The National Football Museum has today launched a brand-new photographic exhibition, A City United, ahead of the 53rd Premier League Manchester derby fixture.
The collection of portraits by photographer Iain S. P. Reid were captured at derby matches between 1976 and 1977 and provide a stark, yet surprisingly endearing record of English football culture and the City of Manchester at that time.
Reid sadly passed away in 2000, having spent much of his professional life as a social worker. Alongside his passion for photography, supporting homeless people and in particular those with drug and alcohol issues was a hugely important to Reid. The sheer volume of mourners at his funeral paid testament to the impact he made to the lives of so many.
This humility is clearly evident across his work, which challenges the perceptions of hostility between rival fans at local derby matches. Reid himself said:
“”The chief interest in the whole body of work was the way in which the football supporters of Manchester United and Manchester City used to dress and treat the whole match as if it were a carnival. Despite all press reports, there was very little violence, and the fans I found most helpful in assisting with the project. They were always aware of the angle I was taking with the work. I carried around copies of the photos I was going to be using to show them I was not exploiting them by misrepresenting them in any way.”
Tim Desmond, CEO of the National Football Museum said: “It is an honour to be displaying Reid’s work at the National Football Museum and we would like to thank his family for enabling us to showcase such a personal collection. By their very nature, derby matches are often synonymous with the aggressive and confrontational aspects of football when they also play an important role bring people together in their shared love for the beautiful game. Manchester is home to one of the most famous derby fixtures in the world, so it feels very fitting to host it here.”

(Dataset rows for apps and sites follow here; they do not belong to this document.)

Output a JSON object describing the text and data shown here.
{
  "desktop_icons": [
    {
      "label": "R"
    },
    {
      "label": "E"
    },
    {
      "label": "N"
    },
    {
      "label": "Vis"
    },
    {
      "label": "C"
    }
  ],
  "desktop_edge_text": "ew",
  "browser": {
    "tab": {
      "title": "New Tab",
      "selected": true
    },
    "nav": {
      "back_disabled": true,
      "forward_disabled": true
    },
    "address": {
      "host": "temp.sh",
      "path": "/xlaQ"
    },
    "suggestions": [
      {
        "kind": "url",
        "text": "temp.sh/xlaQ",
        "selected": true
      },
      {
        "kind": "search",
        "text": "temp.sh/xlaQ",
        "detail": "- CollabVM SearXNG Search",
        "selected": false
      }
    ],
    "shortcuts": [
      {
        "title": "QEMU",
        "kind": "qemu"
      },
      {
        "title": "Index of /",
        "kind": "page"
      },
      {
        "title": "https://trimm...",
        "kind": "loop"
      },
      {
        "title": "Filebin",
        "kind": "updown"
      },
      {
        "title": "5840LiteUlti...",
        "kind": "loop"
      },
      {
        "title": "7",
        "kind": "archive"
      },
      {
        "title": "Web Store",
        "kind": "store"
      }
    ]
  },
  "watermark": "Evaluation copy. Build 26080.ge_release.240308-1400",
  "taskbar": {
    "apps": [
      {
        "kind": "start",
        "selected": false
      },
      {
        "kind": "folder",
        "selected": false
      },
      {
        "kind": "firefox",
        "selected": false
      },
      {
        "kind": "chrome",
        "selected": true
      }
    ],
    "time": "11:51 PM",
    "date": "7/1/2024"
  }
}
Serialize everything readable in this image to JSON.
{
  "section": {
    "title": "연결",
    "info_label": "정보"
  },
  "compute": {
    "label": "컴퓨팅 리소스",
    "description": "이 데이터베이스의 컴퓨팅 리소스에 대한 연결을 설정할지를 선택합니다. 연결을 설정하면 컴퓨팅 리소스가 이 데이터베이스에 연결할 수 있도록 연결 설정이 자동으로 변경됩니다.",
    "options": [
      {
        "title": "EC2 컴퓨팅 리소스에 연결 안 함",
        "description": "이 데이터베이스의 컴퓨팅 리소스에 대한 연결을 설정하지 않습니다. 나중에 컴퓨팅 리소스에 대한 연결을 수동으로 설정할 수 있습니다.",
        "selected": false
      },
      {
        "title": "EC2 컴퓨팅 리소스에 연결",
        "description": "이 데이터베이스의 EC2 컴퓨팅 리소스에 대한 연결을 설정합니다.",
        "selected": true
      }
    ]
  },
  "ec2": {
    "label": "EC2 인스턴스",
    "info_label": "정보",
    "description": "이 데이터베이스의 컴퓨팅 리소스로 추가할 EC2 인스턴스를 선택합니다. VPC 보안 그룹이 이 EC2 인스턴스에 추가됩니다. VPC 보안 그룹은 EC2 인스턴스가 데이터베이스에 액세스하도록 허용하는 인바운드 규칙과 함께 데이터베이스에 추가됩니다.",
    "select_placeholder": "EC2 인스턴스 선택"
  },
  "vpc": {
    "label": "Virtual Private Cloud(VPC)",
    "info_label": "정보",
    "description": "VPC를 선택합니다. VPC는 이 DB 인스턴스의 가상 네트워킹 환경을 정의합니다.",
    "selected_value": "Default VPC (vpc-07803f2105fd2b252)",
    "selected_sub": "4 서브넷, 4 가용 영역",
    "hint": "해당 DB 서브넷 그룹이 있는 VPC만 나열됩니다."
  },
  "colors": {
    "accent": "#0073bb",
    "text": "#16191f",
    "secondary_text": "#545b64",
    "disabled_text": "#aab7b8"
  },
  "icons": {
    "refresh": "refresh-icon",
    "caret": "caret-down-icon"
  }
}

A City United is on display at the National Football Museum until end January 2024. Entry to the exhibition is included within the museum’s admission ticket.